** ACTIVITY **
Search the data below for the string "dish" and copy all lines where it shows up.

** DATA SECTION **
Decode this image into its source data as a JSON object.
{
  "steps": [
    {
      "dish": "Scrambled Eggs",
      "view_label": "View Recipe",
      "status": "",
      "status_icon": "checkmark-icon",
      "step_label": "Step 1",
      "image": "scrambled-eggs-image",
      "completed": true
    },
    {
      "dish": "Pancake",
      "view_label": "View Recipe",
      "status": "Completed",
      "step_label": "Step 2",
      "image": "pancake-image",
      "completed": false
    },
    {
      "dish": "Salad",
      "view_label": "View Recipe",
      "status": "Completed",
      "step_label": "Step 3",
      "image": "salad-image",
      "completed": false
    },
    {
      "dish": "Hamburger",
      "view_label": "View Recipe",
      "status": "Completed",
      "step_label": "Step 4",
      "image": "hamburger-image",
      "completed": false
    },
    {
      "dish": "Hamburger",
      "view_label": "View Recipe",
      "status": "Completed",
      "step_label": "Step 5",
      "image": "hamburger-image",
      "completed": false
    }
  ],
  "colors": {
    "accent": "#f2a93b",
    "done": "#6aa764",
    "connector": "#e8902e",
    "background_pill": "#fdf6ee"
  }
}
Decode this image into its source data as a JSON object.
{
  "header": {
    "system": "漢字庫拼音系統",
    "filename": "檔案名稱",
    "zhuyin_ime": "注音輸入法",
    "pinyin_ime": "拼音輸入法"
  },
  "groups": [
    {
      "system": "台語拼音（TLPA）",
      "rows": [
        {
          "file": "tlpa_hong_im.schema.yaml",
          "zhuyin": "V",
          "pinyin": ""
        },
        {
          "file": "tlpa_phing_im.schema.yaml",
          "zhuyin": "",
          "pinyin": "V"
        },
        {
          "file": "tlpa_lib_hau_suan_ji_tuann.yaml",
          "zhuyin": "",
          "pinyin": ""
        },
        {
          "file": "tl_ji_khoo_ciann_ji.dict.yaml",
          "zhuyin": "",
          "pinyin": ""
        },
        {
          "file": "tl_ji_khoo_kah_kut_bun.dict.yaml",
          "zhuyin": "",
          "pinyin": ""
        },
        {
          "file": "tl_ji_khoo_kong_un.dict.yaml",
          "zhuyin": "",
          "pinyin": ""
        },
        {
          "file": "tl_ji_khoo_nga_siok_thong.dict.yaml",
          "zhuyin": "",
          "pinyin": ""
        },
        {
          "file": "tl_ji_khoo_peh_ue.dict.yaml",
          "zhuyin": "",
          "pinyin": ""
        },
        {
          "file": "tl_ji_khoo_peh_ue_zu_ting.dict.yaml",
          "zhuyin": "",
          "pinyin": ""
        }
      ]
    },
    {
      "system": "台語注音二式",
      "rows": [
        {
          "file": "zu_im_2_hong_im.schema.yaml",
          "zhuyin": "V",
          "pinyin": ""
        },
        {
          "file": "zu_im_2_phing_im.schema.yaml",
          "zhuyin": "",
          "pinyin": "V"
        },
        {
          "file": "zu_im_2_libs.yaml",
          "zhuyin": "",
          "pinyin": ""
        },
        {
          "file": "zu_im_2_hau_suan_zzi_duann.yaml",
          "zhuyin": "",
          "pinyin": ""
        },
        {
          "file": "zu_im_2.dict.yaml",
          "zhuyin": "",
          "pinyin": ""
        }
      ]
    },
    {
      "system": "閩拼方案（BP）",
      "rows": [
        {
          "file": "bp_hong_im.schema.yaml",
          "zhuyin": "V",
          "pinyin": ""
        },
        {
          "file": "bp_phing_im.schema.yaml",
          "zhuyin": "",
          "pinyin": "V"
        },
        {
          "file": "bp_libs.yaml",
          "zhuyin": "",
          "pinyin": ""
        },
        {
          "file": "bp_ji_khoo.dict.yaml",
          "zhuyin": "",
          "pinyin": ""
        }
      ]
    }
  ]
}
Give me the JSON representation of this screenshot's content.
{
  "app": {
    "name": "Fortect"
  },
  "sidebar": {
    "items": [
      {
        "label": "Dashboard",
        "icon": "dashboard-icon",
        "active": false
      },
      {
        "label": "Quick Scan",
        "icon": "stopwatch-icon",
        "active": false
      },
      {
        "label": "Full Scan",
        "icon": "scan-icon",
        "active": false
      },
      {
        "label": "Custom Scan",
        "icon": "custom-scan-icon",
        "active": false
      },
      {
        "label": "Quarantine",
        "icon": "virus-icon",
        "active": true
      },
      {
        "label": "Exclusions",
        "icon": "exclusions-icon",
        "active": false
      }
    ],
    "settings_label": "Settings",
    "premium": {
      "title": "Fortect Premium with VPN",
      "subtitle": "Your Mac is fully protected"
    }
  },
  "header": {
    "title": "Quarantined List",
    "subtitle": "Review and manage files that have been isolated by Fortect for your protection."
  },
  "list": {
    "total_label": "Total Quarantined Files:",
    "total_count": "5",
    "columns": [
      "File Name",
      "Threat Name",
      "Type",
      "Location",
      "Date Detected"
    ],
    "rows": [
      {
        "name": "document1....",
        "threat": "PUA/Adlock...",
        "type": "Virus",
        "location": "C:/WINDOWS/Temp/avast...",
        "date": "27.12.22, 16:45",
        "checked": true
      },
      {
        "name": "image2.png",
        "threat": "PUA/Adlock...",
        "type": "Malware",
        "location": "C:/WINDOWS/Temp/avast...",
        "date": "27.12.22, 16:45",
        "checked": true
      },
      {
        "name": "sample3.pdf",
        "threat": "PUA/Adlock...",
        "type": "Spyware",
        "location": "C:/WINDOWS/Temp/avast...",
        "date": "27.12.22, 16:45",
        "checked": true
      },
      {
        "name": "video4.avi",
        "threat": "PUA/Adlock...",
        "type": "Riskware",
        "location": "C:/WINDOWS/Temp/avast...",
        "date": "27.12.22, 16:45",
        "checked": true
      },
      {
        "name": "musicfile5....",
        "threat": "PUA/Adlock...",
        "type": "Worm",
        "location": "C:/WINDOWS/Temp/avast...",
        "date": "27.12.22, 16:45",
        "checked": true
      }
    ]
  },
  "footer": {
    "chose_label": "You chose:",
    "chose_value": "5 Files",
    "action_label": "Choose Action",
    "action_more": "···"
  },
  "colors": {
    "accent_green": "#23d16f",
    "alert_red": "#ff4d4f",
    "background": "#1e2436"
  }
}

** ANSWER BOX **
      "dish": "Scrambled Eggs",
      "dish": "Pancake",
      "dish": "Salad",
      "dish": "Hamburger",
      "dish": "Hamburger",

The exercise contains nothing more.